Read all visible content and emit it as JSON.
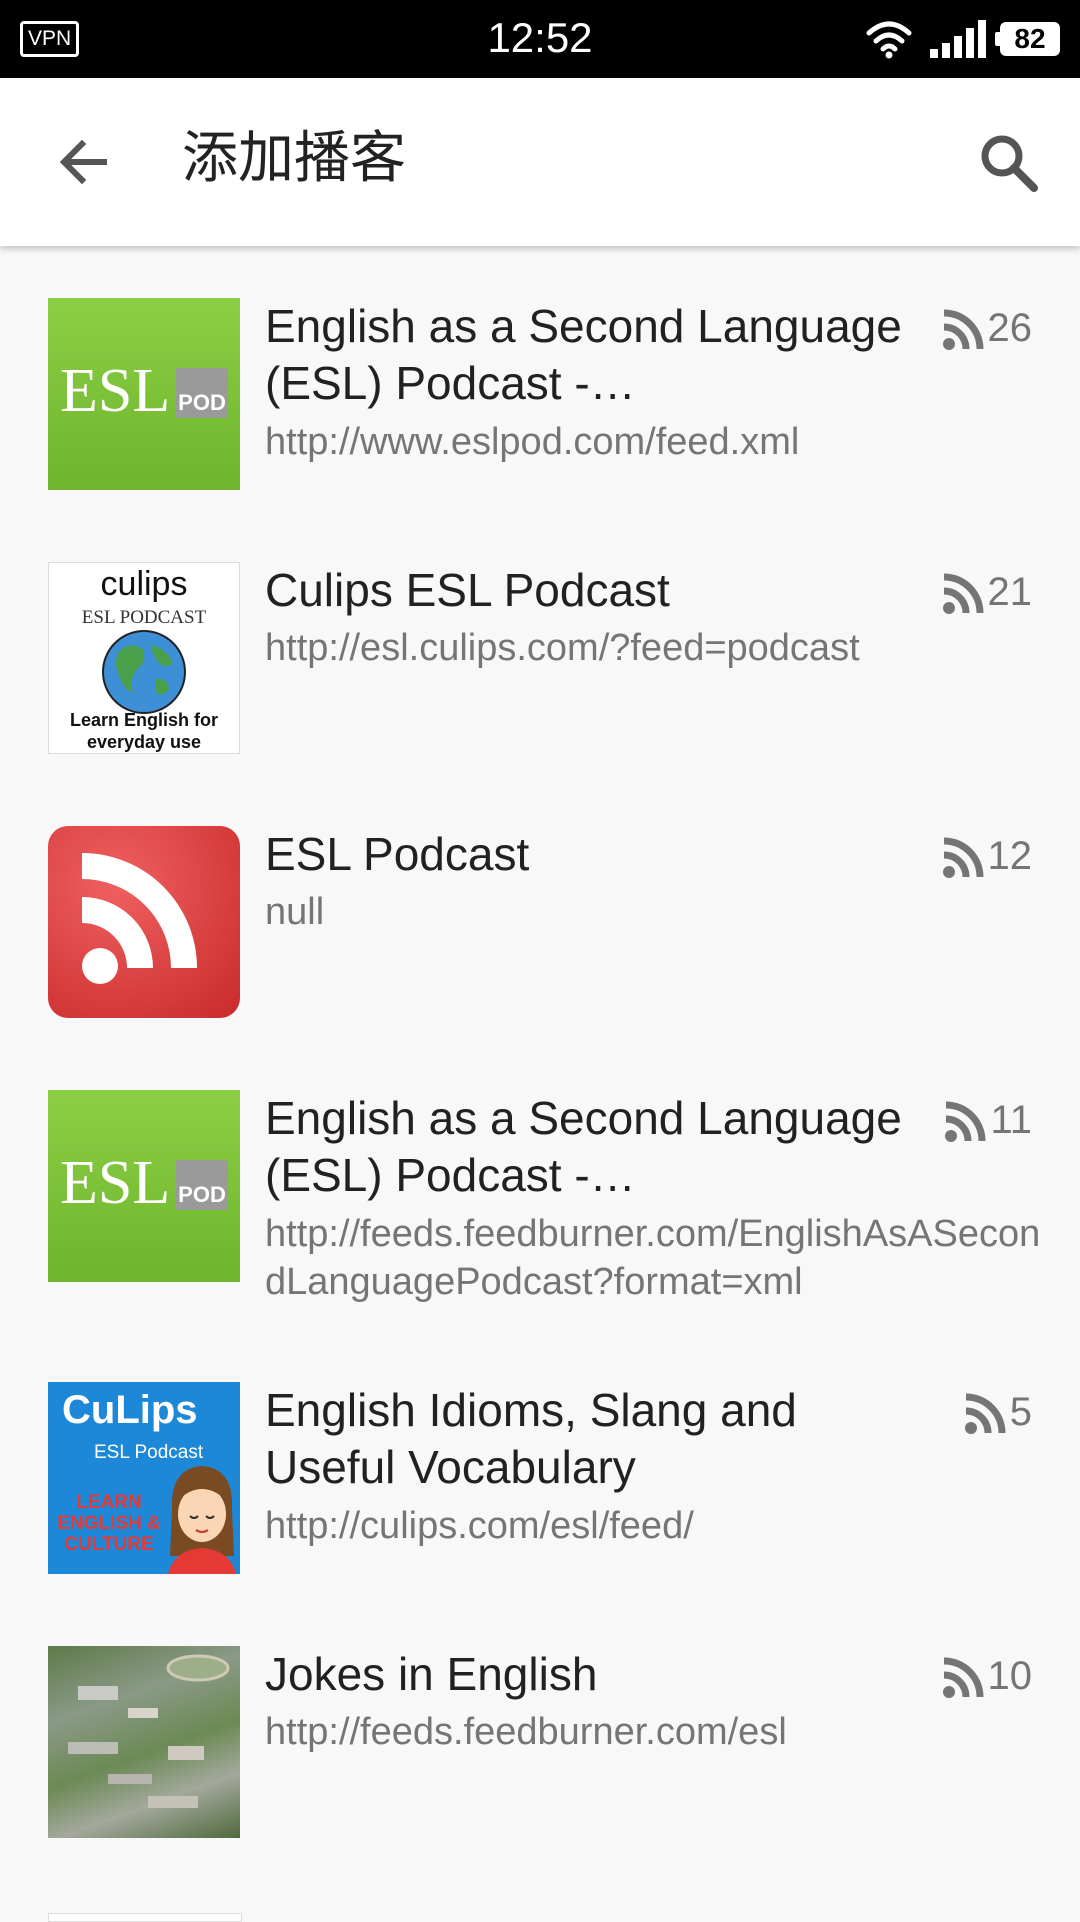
{
  "status_bar": {
    "vpn": "VPN",
    "time": "12:52",
    "battery": "82"
  },
  "app_bar": {
    "title": "添加播客"
  },
  "podcasts": [
    {
      "title": "English as a Second Language (ESL) Podcast -…",
      "url": "http://www.eslpod.com/feed.xml",
      "count": "26",
      "thumb": "eslpod"
    },
    {
      "title": "Culips ESL Podcast",
      "url": "http://esl.culips.com/?feed=podcast",
      "count": "21",
      "thumb": "culips-globe"
    },
    {
      "title": "ESL Podcast",
      "url": "null",
      "count": "12",
      "thumb": "rss-red"
    },
    {
      "title": "English as a Second Language (ESL) Podcast -…",
      "url": "http://feeds.feedburner.com/EnglishAsASecondLanguagePodcast?format=xml",
      "count": "11",
      "thumb": "eslpod"
    },
    {
      "title": "English Idioms, Slang and Useful Vocabulary",
      "url": "http://culips.com/esl/feed/",
      "count": "5",
      "thumb": "culips-blue"
    },
    {
      "title": "Jokes in English",
      "url": "http://feeds.feedburner.com/esl",
      "count": "10",
      "thumb": "aerial-photo"
    }
  ],
  "thumb_text": {
    "eslpod_big": "ESL",
    "eslpod_small": "POD",
    "culips_top": "culips",
    "culips_sub": "ESL PODCAST",
    "culips_bottom": "Learn English for everyday use",
    "culips_blue_logo": "CuLips",
    "culips_blue_sub": "ESL Podcast",
    "culips_blue_text": "LEARN ENGLISH & CULTURE"
  },
  "colors": {
    "esl_green": "#7cc13a",
    "rss_red": "#d93a3a",
    "culips_blue": "#1e88d8",
    "text_primary": "#212121",
    "text_secondary": "#757575"
  }
}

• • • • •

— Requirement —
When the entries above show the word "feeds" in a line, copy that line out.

— Answer space —
      "url": "http://feeds.feedburner.com/EnglishAsASecondLanguagePodcast?format=xml",
      "url": "http://feeds.feedburner.com/esl",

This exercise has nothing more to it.